B.C. has a ground-breaking program that boasts 'Canada’s first national, evidence-based nature prescription program' that would be ideal in lockdown
Research shows that kids and adults who spend more time in nature are happier and healthier.

According to countless studies, getting outside in nature has a positive effect on our mental health. Research shows that kids and adults who spend more time in nature are happier and healthier.

Ontario’s new stay-at-home order, as declared under the provincewide shutdown in response COVID-19, does not seem to support the benefits of time spent in the outdoors. Or does it?

Premier Doug Ford has said that people will still be allowed to go outside for essential purposes, including if they need to walk their dog or "walk around the block" for exercise.

In fact, many outdoor recreation facilities and activities are still allowed to be open under the new shutdown order. Parks, trails, ice rinks, skating, snowshoeing, toboggan hills and cross-country skiing are among the outdoor “amenities” listed as permissible.

So this would seem like the government supports us getting outside for exercise in more ways than simply going for a walk around the block. What isn’t exactly clear are the rules around getting to and accessing these outdoor activities.

The stay-at-home order requires everyone to “remain at home, with the exception of essential purposes, such as going to the grocery story, pharmacy, accessing health-care services, exercising, or essential work.”

What if we had a prescription from a health-care professional to spend two hours a week on a local snowshoe trail, or on a nearby skating rink? There would be no question that the activity is essential.

This is not as far-fetched as it seems. Thanks to a new initiative of the B.C. Parks Foundation and a group or health-care professionals who want to improve their patients’ health by connecting them to nature, this is happening for the first time in Canada.

Described on its website as “Canada’s first national, evidence-based nature prescription program,” PaRx was launched in December 2020 and formally recognizes the powerful health benefits of nature. The program is backed by hundreds of studies that suggest connecting to nature is one of the best things you can do to improve your health.

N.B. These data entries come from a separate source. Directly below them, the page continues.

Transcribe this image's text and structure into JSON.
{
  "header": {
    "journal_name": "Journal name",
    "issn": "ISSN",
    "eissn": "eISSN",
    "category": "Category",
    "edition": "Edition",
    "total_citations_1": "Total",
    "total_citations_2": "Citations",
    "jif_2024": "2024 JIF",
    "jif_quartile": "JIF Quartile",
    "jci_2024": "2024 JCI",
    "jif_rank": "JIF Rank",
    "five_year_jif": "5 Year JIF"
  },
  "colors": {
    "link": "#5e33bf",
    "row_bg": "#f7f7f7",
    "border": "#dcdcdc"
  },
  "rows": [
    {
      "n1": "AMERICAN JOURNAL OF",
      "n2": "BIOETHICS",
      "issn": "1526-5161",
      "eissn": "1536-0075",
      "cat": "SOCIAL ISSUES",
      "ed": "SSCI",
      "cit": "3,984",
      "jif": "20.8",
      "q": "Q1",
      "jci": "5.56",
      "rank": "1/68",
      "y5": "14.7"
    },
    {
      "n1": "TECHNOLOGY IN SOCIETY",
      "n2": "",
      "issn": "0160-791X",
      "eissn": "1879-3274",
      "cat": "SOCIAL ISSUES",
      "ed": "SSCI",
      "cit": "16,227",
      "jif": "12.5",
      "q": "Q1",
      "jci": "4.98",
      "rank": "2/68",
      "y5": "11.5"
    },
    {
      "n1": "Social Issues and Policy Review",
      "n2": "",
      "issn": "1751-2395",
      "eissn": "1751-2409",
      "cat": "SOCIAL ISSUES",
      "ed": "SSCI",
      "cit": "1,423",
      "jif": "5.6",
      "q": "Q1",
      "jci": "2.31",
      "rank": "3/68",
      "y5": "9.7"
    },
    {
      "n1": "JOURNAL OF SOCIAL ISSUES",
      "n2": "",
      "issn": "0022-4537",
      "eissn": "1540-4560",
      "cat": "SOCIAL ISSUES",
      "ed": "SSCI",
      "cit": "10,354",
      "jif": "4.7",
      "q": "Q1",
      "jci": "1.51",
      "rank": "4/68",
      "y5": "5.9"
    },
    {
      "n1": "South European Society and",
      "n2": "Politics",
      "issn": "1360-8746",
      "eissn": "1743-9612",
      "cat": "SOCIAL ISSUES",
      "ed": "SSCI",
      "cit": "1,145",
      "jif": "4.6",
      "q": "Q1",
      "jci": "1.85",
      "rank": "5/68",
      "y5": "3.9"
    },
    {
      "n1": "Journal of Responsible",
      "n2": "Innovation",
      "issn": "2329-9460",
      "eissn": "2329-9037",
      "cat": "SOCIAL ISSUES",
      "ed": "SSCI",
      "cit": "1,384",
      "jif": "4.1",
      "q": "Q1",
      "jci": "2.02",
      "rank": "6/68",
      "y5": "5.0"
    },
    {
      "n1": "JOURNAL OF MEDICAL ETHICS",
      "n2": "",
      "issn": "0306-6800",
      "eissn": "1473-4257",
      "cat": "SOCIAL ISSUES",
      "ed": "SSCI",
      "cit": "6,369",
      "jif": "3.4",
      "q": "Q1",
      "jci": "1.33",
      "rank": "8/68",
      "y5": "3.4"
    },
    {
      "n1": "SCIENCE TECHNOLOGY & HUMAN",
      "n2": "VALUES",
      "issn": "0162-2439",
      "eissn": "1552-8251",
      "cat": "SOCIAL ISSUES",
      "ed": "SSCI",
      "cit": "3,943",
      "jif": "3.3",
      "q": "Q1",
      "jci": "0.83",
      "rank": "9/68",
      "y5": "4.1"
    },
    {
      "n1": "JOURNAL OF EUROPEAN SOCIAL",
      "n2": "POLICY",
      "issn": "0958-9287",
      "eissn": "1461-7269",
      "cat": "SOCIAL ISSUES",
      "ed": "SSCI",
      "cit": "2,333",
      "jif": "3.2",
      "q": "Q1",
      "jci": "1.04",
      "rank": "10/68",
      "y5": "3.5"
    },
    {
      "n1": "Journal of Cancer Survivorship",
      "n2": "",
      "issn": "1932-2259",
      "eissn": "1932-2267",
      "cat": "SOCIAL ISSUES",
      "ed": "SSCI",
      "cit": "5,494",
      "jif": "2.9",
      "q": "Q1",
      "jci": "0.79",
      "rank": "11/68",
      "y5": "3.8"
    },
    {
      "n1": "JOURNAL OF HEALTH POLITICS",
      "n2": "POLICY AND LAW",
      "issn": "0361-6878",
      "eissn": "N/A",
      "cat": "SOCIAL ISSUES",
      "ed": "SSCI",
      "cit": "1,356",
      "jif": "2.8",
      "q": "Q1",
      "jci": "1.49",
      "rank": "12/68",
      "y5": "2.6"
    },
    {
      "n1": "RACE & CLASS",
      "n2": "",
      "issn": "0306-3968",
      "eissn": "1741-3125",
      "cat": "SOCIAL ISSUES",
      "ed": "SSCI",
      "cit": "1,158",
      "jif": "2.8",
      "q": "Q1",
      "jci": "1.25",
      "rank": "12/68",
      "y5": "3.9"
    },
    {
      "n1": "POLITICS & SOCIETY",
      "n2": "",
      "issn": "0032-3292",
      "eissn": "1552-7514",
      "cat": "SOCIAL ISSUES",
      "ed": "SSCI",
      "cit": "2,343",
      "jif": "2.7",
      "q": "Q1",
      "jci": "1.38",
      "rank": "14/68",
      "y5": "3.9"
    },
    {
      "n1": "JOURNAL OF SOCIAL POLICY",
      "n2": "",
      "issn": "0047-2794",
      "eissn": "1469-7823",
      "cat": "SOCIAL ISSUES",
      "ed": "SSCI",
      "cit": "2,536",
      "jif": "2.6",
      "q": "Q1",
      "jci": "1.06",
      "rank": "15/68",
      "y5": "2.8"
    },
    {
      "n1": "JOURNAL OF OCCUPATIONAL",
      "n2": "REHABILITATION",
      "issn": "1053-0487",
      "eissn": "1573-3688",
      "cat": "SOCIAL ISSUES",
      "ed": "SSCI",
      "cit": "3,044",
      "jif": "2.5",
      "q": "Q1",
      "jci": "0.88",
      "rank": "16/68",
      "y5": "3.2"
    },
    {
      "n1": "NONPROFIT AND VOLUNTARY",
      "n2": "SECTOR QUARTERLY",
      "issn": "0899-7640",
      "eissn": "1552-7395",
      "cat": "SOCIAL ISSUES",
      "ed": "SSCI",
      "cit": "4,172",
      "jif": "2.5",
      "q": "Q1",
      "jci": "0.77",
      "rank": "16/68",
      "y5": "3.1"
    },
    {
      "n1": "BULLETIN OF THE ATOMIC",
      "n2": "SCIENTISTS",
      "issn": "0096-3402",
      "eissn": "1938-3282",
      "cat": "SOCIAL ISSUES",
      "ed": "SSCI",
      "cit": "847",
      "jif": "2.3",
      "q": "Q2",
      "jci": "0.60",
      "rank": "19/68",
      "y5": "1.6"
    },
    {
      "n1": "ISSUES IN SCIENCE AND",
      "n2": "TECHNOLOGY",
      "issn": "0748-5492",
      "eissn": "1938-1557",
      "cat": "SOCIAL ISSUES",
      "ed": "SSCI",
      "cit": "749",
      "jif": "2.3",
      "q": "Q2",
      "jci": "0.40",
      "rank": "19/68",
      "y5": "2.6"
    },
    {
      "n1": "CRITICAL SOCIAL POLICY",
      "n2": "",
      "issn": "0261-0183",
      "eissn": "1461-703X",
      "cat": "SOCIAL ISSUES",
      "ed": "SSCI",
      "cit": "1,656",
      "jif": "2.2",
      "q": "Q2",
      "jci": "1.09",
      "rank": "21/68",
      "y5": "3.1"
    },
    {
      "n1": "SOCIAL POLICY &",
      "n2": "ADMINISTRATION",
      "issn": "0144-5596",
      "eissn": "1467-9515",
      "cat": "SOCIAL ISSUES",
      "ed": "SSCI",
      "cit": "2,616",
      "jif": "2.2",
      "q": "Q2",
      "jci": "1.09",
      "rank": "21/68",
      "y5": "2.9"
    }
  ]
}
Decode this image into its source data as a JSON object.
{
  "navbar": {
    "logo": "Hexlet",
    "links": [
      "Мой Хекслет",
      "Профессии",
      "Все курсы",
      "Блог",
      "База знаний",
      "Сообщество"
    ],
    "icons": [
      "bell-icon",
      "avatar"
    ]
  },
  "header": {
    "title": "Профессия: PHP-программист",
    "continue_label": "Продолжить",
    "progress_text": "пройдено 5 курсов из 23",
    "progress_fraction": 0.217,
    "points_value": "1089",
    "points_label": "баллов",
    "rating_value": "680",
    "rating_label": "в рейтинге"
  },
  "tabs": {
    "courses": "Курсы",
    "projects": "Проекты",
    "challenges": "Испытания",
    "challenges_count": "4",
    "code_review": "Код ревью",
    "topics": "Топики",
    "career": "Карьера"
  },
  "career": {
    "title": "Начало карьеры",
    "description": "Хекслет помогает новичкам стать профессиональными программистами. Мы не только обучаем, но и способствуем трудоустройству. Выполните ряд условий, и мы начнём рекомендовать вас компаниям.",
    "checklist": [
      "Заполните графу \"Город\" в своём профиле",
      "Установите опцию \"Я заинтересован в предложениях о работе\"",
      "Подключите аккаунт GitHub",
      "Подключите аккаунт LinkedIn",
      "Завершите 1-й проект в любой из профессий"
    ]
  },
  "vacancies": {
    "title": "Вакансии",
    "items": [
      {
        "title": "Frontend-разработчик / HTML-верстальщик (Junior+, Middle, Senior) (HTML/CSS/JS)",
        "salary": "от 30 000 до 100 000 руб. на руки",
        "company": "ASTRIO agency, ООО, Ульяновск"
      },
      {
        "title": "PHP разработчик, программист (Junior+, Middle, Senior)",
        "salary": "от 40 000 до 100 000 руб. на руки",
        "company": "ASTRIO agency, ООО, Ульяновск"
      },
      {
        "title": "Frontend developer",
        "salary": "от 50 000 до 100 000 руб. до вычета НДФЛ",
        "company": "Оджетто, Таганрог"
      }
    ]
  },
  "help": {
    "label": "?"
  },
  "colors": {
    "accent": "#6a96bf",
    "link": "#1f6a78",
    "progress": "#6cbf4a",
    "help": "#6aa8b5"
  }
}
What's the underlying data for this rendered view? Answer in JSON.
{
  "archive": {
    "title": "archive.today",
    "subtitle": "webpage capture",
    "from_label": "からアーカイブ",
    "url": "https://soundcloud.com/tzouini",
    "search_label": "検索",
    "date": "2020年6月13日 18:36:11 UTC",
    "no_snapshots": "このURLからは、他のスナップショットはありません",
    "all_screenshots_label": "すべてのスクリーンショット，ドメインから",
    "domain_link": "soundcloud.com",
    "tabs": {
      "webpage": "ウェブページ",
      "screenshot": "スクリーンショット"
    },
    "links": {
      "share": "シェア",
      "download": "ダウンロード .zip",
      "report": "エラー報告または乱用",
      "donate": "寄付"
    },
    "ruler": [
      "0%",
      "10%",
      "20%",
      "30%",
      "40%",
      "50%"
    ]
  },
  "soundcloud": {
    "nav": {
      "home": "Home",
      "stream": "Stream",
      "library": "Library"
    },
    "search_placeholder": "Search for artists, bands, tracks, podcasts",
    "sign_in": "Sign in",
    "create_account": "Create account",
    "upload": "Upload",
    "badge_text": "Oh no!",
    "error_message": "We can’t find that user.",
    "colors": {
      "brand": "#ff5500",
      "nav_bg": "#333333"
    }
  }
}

Through the PaRx program, licensed health-care professionals can prescribe nature in the same way they recommend other aspects of a patient’s health-care plan.

Evidence-based recommendations and resources are provided, along with a website to log prescriptions. Outdoor activity choice is generally up to the patient, but based on science, the recommended length of time for significant benefits is 20 to 30 minutes per outing, with at least two hours total per week.

PaRx founders say there is a huge enthusiasm for the program and that the COVID-19 pandemic has highlighted the need for nature prescriptions.

Locally, we have seen the popularity of outdoor recreation over the past few months. With indoor recreation limited, we are all looking for other opportunities to have fun and get exercise, whether with our families, friends, or on our own.

A recent social media post by The Couchiching Conservancy reported, “an influx in trail users at Grants’ Woods and some other nature reserves.” While saying they were extremely happy to see people out exploring local reserves, the post also included a reminder about the “nature” of the areas and the importance of respecting and protecting the local habitats.

The protection of nature and the environment is also seen as a benefit of the PaRx program. Organizers recognize that the more people are connected to nature, the more likely they are to protect it.

This sounds like a win-win situation to me. By prescribing nature, the individual becomes healthier and happier, while being inspired to protect the planet.

Meanwhile in Ontario, we can follow our own nature prescriptions – in our many outdoor parks and trails – as long as we limit our numbers to five, remain distanced, and bring along a mask, I believe.